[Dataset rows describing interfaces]
_____
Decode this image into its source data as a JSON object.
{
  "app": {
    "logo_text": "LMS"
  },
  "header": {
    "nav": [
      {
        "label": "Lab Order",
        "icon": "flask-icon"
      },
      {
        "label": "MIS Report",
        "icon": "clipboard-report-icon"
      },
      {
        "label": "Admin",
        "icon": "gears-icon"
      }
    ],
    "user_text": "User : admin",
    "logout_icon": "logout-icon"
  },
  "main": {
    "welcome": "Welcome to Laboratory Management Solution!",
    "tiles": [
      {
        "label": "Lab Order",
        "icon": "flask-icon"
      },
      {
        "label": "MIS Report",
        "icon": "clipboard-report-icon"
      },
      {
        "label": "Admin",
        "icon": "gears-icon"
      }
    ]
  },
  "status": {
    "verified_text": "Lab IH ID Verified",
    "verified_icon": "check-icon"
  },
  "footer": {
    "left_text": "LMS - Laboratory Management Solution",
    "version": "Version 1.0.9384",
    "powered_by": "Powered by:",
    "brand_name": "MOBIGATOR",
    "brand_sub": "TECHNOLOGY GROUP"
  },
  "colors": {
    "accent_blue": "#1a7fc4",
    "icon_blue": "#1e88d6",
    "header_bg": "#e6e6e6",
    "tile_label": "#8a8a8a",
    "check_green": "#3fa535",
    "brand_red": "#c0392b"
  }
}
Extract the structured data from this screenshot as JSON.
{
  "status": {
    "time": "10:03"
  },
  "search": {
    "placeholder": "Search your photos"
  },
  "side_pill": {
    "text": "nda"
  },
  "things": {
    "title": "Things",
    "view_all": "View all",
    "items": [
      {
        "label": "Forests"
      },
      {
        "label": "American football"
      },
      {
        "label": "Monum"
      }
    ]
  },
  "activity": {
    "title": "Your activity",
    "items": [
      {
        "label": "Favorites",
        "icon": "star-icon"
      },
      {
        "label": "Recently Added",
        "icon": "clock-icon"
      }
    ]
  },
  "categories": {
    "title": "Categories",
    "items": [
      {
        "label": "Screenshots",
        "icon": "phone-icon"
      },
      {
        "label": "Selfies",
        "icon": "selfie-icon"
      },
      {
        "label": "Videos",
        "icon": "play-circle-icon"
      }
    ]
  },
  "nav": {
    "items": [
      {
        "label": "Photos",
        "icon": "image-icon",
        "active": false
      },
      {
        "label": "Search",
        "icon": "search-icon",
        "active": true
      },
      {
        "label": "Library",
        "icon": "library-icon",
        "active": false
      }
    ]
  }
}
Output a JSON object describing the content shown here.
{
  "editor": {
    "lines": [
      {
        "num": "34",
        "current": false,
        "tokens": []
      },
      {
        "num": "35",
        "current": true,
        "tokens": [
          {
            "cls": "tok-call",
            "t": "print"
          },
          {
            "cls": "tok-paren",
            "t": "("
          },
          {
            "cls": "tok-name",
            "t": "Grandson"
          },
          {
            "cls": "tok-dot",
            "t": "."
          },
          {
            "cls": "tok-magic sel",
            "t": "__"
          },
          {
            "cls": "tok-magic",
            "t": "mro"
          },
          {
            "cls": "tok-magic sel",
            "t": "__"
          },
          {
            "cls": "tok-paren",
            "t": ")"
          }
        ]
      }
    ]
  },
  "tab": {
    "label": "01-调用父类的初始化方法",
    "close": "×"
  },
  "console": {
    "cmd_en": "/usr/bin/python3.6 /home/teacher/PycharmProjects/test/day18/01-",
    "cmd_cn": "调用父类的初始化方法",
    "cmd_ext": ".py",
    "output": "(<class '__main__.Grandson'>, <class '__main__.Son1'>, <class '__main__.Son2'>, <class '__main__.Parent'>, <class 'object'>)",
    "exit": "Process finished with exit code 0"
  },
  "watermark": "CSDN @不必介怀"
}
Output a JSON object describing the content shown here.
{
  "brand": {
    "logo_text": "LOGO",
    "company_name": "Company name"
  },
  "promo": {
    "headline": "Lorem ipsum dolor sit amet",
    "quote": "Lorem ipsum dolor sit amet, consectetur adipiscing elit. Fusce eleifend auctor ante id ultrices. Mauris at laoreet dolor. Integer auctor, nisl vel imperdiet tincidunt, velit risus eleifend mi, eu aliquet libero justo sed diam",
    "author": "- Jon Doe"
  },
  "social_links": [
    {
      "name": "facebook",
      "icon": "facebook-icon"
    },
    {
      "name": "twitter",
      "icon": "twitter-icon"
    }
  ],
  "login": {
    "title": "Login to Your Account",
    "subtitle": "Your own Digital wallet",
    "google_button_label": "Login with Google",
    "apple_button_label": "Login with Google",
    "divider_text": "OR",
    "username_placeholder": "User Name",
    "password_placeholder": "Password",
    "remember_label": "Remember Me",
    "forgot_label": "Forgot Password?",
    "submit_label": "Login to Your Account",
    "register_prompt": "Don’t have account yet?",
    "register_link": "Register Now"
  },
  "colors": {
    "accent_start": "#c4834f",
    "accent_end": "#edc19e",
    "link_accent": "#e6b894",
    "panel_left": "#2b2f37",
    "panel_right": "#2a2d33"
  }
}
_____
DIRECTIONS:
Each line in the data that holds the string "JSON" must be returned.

REPLY:
Decode this image into its source data as a JSON object.
Extract the structured data from this screenshot as JSON.
Output a JSON object describing the content shown here.
Output a JSON object describing the content shown here.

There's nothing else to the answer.